Bush's visit to the one-time wartime capital of Hanoi brought inevitable comparisons between Iraq and the divisive war fought and lost in Vietnam more than three decades ago. Like Vietnam, the United States faces a determined insurgency in Iraq; both wars have demonstrated the limits of U.S. power.
``Historic parallels of that kind are, I think, not very helpful and I don't think they happen to be right,'' Rice told reporters on the way to Vietnam. ``This is a different set of circumstances with different stakes for the United States in a different kind of war.''
Bush is the fourth U.S. president to visit Vietnam, where communist forces prevailed over the United States in a conflict that claimed more than 58,000 American lives. The others were Lyndon Johnson, Richard Nixon and Bill Clinton.
Bush's message in Asia was clear: The United States has been influential there for more than six decades and isn't about to pull back now. Many nations in the region are nervous about the rise of China and how Washington will react.
Despite Bush's tough talk, he was unable to deliver a promised agreement to normalize trade with Vietnam. The accord was held up by a House still in Republican hands, sending a bad signal across Asia about Bush's clout and the future of trade-liberalizing bills in the Democratic Congress taking power in January.
``In this new century,'' Bush said, ``America will remain engaged in Asia, because our interests depend on the expansion of freedom and opportunity in this region.''
He said the United States sees its role in Asia, a region with a history of colonialism, as one of ``partnership, not paternalism.''
In Singapore, the president met with Prime Minister Lee Hsien Loong. He paid a courtesy call on acting President J.Y. Pillay and lauded Singapore's success at integrating its many ethnicities and religions by visiting its Asian Civilisations Museum.

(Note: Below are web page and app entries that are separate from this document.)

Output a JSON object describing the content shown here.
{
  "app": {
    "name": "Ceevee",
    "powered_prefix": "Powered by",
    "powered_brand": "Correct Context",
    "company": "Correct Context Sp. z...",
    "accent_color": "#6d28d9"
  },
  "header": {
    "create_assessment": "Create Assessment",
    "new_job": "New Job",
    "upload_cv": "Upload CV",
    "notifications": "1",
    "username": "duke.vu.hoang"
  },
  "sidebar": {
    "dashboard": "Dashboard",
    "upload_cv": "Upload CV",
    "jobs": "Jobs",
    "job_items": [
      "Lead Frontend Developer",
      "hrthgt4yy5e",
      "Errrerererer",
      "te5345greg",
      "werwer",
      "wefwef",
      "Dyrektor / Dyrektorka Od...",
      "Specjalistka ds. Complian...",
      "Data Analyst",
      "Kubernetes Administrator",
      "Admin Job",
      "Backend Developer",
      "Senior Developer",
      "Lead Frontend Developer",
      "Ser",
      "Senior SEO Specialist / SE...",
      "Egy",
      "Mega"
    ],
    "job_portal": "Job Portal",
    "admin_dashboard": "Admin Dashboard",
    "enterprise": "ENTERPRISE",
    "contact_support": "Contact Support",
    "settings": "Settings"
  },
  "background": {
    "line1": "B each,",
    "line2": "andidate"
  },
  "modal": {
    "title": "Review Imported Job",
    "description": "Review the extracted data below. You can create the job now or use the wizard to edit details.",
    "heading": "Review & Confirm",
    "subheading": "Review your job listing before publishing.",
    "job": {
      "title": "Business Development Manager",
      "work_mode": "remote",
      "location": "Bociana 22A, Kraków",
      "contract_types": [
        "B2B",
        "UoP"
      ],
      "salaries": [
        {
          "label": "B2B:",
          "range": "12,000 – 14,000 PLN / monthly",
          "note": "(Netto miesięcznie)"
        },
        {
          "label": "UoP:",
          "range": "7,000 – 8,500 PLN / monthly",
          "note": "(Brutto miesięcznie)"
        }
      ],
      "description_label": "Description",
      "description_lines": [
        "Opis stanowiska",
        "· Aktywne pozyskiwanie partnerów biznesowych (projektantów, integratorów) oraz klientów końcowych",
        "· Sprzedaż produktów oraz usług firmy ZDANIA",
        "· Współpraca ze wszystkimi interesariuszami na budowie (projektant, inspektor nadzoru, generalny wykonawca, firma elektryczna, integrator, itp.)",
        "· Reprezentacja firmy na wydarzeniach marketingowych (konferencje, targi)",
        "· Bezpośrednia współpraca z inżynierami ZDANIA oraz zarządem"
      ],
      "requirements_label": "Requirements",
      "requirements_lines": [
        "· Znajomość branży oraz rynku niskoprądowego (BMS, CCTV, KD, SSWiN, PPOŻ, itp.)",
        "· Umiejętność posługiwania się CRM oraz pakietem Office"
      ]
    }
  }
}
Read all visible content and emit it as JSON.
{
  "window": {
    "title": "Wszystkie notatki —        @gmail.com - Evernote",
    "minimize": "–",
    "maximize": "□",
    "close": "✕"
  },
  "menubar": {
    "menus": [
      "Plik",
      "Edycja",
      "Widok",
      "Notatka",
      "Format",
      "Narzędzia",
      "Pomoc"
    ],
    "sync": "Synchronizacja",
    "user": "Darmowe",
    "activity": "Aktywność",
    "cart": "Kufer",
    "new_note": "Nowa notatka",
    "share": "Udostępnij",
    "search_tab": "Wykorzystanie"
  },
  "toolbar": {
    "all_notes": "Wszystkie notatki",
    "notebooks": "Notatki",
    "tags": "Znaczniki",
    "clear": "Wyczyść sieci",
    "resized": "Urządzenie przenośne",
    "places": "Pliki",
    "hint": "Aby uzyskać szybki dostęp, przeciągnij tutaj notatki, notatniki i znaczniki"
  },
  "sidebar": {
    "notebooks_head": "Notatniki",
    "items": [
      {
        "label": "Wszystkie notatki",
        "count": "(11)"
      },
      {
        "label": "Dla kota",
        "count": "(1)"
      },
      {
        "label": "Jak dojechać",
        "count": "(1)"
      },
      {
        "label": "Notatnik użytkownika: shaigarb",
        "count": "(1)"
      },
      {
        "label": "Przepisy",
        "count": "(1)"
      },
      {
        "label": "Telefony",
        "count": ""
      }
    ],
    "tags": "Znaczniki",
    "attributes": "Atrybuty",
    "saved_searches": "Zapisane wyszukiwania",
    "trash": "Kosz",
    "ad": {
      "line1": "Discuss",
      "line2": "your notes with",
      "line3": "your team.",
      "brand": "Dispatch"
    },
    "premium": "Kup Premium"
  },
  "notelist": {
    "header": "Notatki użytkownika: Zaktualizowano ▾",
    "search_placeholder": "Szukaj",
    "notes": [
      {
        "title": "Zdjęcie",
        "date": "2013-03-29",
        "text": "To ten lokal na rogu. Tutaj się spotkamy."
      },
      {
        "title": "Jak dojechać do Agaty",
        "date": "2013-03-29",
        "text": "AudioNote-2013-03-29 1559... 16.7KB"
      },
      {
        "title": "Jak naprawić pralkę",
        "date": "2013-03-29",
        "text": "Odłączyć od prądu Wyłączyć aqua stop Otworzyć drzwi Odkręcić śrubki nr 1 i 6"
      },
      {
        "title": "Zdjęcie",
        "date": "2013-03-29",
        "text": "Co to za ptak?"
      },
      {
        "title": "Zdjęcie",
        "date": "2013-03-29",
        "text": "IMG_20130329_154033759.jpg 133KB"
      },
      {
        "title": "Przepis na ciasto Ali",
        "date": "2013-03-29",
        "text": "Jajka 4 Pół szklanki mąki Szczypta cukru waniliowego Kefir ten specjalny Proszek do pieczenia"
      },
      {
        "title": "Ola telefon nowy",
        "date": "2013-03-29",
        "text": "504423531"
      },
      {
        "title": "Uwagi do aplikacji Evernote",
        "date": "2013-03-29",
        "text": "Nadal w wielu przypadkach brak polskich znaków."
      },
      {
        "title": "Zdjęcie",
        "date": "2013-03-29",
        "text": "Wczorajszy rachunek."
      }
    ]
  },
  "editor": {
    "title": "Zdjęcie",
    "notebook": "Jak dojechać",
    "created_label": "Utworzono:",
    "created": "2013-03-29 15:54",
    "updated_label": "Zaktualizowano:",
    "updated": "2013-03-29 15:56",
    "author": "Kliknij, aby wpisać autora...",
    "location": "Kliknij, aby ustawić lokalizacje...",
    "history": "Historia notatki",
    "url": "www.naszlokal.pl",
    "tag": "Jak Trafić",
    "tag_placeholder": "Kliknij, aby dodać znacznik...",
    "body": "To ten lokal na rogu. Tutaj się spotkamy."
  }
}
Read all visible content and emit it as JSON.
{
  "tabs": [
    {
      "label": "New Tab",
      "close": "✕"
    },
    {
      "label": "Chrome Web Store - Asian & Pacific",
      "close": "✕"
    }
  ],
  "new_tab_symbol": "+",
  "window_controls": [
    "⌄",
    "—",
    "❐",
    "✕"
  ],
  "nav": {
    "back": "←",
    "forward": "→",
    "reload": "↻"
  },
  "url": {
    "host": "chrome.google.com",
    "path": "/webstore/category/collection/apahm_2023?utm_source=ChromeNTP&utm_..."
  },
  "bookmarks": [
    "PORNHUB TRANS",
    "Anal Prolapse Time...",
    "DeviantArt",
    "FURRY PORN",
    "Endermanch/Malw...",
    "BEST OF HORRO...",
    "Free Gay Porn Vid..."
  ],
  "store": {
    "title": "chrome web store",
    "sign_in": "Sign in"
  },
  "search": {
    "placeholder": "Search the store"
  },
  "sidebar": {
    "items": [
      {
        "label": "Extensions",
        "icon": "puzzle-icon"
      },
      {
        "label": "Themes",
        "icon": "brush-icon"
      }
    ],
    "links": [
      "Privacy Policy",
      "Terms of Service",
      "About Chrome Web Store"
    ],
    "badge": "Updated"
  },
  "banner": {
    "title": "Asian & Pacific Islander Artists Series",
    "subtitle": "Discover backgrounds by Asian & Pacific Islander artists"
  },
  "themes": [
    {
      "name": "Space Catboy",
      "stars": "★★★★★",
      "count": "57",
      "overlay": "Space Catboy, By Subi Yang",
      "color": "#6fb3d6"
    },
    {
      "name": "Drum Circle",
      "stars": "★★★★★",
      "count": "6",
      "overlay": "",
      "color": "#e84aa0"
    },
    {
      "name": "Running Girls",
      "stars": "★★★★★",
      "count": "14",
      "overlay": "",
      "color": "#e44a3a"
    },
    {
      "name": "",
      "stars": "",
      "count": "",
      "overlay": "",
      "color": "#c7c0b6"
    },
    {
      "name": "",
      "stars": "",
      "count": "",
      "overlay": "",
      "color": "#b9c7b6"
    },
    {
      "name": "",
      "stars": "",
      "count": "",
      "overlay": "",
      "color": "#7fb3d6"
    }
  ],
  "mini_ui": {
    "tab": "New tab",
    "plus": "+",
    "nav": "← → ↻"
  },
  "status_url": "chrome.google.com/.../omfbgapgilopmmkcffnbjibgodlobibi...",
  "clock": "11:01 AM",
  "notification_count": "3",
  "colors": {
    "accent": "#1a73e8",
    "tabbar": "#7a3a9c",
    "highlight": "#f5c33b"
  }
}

Lee, who often has advised Bush on how to improve the U.S. image, particularly in the Muslim world, seemed pleased with the president's focus. ``Singapore is very happy that America has a stake in the region, and is growing the stake in the region,'' Lee said.
With another foreign-policy priority pending on Capitol Hill _ a civilian nuclear pact with India _ Bush spoke by telephone from Singapore with Indian Prime Minister Manmohan Singh. The agreement has been approved by the House, and Bush told Singh that Republican Senate leaders have assured him they will act soon.